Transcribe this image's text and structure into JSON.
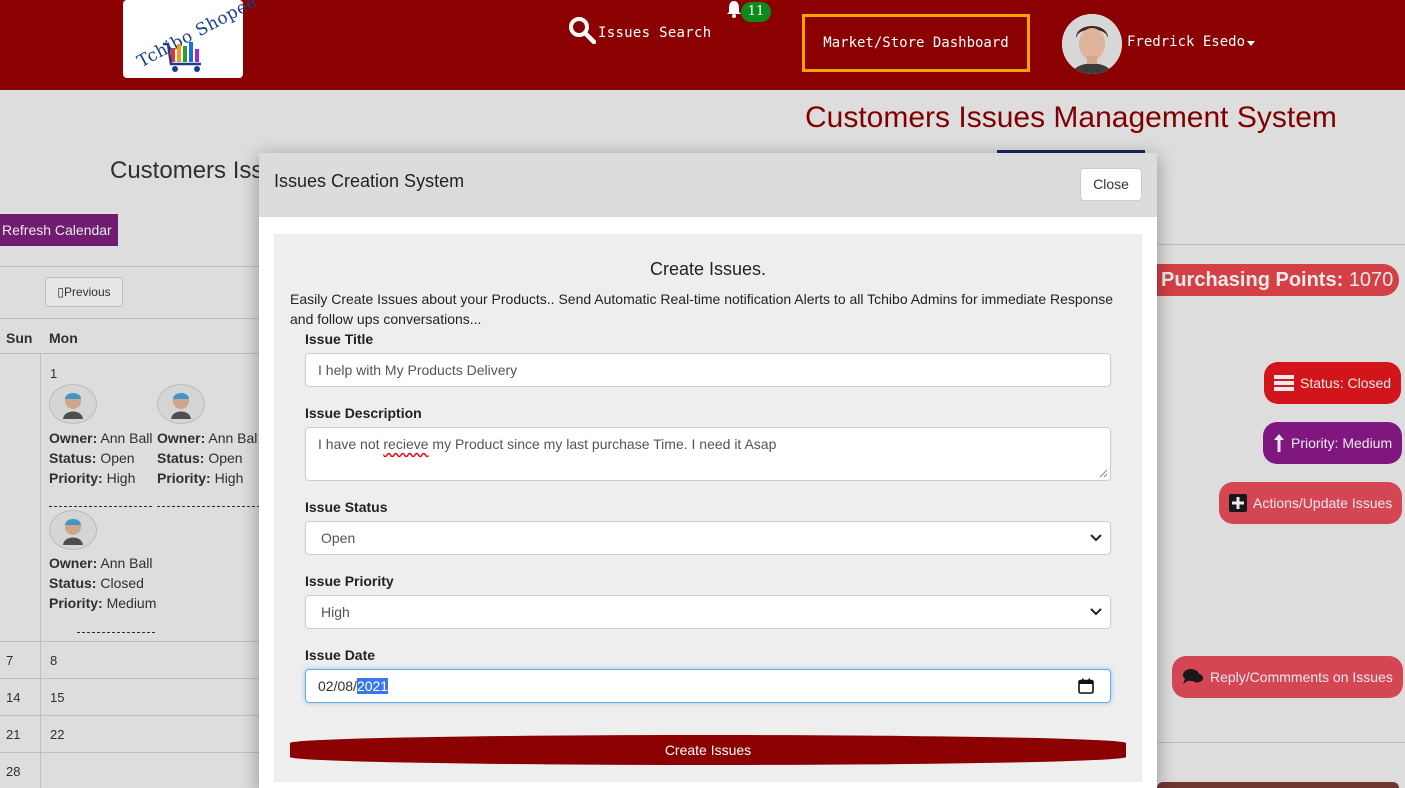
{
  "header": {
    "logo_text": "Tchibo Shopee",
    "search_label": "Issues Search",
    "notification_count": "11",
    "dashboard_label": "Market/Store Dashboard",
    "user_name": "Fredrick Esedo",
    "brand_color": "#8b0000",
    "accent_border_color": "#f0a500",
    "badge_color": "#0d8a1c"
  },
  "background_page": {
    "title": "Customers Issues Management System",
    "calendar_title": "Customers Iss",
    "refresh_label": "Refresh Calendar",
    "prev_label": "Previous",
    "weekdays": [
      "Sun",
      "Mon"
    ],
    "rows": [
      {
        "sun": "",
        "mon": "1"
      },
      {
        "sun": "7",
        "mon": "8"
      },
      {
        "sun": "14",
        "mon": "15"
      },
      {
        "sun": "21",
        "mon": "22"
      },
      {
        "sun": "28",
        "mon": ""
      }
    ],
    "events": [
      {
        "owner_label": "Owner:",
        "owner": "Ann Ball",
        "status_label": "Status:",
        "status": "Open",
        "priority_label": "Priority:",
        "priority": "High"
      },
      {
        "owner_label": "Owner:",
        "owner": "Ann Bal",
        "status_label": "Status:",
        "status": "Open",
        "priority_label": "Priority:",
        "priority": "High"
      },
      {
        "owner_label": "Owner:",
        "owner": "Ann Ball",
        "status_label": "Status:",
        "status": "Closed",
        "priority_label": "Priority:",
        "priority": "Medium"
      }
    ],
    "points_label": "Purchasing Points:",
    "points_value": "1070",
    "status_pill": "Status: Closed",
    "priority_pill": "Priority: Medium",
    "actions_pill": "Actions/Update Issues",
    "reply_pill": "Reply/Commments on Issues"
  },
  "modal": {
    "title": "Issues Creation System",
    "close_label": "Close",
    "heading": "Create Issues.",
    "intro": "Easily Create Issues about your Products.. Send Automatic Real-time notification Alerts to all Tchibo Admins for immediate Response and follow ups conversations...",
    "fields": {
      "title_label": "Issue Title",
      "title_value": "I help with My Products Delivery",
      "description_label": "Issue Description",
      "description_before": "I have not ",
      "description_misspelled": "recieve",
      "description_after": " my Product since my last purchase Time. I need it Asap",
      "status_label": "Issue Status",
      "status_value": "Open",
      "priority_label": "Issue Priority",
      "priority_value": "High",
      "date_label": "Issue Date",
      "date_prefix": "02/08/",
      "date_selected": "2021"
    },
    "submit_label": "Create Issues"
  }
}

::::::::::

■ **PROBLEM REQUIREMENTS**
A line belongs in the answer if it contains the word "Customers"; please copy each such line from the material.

■ **RESPONSE TO THIS EXERCISE**
    "title": "Customers Issues Management System",
    "calendar_title": "Customers Iss",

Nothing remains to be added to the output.